When I was in high school, there were no computers, though a parent of a friend who worked at IBM nearby assured us all that something called personal computers would be in every home within ten years (1974). I loved my quirky expatriate teachers (I went to Stuttgart American High School) and loved to learn what they loved to teach. Our fallen Jesuit English teacher loved to teach us about Descartes, Berkeley, and Hume in Humanities class and my English teacher radared us in on a strange combo: Brecht and Camus. The point is that learning for me was about loving the way that my teachers loved what they were teaching.
Learning for me was about connecting with a human being. Learning was reflected in my ability to write something. I wanted to please my very demanding teachers, I wanted to conform to their expectations of excellence. I dreaded the conference to go over a paper that fell hopelessly below those standards, but respected my teachers for holding me to them.
I want my son to have teachers like I had, and I want the same for his kids. I do not want “the boys in the back room” telling me how my kid and grandkids should be educated. Sometimes the smartest people can’t think up the most important questions. Democracy requires citizens, and computers cannot produce citizens. Computers often mask deficits that we most need to develop. Data is not knowledge. We are in grave danger if we are tempted to believe that it is.
Dr. Seuss clued us in on this many years ago, “We will see. We will see.”
What do you think? Are we slouching towards Gatopia, with data driving us forward? Or will we heed the warnings and rescue humanity before it has all become digitized?
Paul Horton has taught for thirty years in virtually every kind of school. He began his teaching career in a recently integrated rural Texas middle school. He then taught for five years in a large urban high school in San Antonio’s West side where the majority of young people were ESL. He has been teaching at the University of Chicago Laboratory Schools, the country’s most diverse independent school founded by John Dewey, for fourteen years.

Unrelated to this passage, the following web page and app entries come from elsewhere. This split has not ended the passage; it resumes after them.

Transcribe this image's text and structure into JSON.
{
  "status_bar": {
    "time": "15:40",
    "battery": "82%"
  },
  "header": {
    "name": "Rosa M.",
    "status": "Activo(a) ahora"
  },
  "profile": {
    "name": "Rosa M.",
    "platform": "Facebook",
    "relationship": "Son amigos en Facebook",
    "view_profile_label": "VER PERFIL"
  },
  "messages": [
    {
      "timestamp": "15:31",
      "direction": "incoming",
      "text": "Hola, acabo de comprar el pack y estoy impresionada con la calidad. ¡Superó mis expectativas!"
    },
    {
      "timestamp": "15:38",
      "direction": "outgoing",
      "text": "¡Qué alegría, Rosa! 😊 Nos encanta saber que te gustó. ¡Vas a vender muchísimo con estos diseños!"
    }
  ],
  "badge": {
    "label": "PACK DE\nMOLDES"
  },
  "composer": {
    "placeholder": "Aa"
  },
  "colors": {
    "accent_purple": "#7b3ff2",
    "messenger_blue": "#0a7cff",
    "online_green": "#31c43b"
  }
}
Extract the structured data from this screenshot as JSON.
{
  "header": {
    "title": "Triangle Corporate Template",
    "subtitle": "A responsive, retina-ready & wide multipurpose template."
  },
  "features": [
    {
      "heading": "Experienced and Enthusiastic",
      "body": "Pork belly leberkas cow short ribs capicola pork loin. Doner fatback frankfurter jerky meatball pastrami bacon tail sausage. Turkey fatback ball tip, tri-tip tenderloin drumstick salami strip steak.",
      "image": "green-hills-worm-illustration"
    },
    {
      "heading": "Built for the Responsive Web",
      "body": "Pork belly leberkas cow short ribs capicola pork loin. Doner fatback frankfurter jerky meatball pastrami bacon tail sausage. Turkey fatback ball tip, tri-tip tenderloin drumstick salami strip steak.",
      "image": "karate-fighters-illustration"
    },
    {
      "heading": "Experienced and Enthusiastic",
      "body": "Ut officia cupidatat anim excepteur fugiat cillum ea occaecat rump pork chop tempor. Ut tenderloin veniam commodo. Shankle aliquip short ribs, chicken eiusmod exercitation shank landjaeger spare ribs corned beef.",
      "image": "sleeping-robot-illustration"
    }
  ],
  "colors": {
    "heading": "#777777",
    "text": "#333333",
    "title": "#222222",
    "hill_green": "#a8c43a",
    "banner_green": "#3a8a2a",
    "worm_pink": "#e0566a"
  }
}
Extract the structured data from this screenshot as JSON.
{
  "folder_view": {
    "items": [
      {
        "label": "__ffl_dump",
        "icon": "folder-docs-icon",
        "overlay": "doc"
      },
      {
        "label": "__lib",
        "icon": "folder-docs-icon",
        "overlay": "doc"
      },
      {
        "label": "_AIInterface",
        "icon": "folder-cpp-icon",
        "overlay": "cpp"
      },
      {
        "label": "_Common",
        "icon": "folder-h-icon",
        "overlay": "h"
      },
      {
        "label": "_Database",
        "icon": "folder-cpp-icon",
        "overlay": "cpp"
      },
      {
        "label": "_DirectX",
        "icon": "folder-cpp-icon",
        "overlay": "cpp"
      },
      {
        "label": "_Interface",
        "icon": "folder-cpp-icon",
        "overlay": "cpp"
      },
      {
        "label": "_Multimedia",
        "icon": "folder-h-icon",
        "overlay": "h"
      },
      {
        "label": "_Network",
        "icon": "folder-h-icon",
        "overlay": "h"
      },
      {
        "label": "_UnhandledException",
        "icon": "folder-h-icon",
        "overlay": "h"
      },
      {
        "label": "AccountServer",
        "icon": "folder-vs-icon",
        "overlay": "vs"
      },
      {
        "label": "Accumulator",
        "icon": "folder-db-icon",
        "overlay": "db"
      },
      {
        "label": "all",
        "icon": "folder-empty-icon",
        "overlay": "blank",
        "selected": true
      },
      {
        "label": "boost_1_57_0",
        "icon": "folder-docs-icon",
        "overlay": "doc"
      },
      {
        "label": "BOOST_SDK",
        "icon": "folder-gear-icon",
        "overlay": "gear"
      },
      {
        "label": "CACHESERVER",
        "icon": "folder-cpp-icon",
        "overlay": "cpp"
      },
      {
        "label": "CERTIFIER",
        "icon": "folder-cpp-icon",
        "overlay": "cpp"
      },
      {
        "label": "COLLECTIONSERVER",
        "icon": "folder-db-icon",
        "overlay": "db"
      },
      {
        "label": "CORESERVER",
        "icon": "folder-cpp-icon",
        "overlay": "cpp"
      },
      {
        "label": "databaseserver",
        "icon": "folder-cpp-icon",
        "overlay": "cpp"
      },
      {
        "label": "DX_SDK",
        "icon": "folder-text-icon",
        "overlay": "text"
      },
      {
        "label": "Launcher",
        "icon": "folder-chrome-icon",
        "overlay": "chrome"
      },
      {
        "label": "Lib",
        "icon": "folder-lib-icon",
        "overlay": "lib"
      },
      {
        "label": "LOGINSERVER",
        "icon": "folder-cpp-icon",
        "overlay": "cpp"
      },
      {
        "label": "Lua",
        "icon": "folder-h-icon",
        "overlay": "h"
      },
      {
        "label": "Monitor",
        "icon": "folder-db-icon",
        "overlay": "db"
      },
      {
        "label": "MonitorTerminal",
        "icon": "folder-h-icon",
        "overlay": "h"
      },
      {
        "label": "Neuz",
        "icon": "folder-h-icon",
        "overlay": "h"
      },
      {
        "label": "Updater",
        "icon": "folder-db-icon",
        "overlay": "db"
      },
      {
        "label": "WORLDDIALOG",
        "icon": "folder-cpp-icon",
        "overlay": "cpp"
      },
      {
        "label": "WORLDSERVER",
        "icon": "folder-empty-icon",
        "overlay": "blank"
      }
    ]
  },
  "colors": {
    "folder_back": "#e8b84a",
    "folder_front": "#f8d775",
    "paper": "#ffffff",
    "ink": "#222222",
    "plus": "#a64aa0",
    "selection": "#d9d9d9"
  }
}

The opinions expressed in Living in Dialogue are strictly those of the author(s) and do not reflect the opinions or endorsement of Editorial Projects in Education, or any of its publications.